    Then, wolves, one of several protected species in France, arrived on the scene, dispersing from Italy, where they encountered significant poaching. Their return and recolonization were promoted by some as an expression of recovered biodiversity. Their populations have increased in number and they now occupy the entire French Alps, with 60 wolf pack territories. Currently, the density of packs in the region of the Southern Alps is comparable to that of the Greater Yellowstone Ecosystem in the American West.

    Livestock farmers receiving financial support from France and the European Union are urged to recruit assistant herders, use numerous guard dogs, secure electric fencing and systematize night penning. These deterrents are increasingly widespread, but they are costly to install, create considerable constraints for breeders and herders, and result in conflicts with hikers, who have experienced unpleasant or harmful confrontations with guard dogs. Worse, despite their use, losses due to wolf predation continue to increase.

    Why? What went wrong? Wolves, as a strictly protected species in France, have learned to disassociate livestock from humans and humans from danger. For decades, the use of any lethal means to eliminate the most insistent individual wolves or packs has been strictly prohibited.
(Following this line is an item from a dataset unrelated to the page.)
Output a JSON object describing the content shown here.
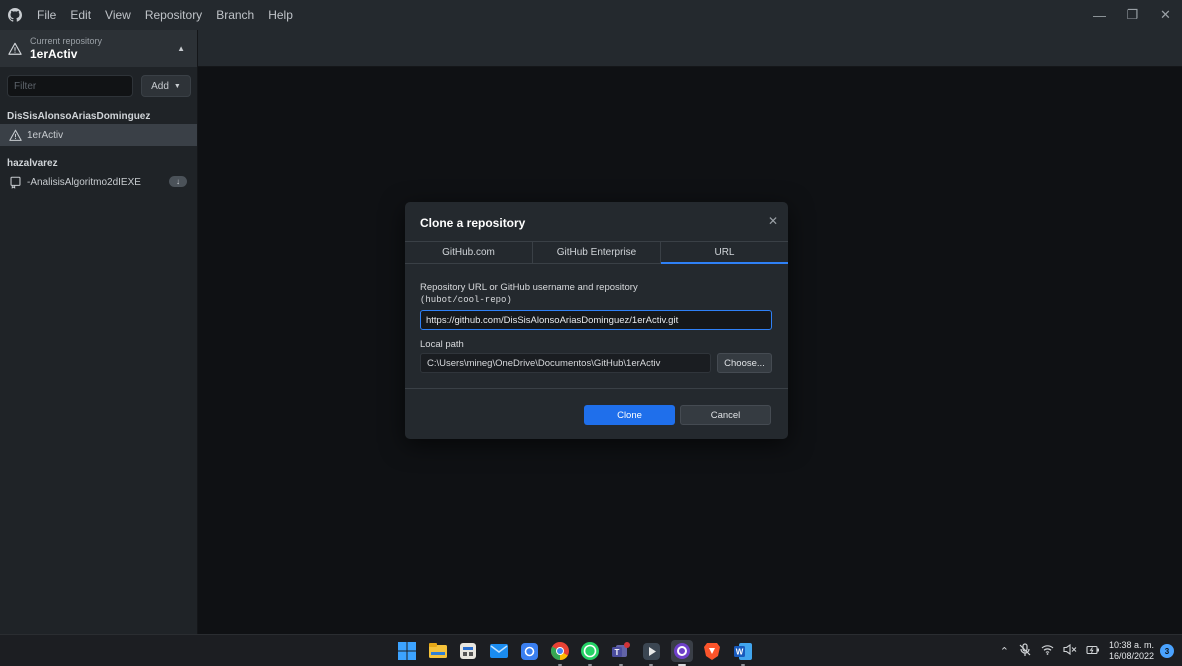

For smart and opportunistic wolves, the presence of humans working with herds is not associated with an expected and severe threat. Nonlethal deterrents, used alone, have become increasingly crossable barriers. Without targeted removal of wolves that have become conditioned to prey on livestock, the sustainability of livestock production and the biodiversity of landscapes in the French Alps are deeply jeopardized.


    This article originally appeared as a case study in Western Landowners Alliance’s 2018 Reducing Conflict with Grizzly Bears, Wolves and Elk: A Western Landowners’ Guide. It was adapted from: Meuret, M. and F. Provenza, editors. 2014. The Art & Science of Shepherding: Tapping the Wisdom of French Herders. Austin: Acres USA, Inc.

    Image © Michel Meuret/INRA

    Michel Meuret, animal ecologist, is senior researcher at INRAE, France. His work is with family farmers and herders, focusing on the grazing practices that positively impact animal feeding and biodiversity conservation on rangeland. He coordinates a research network about coadaptation processes between livestock, predators and humans.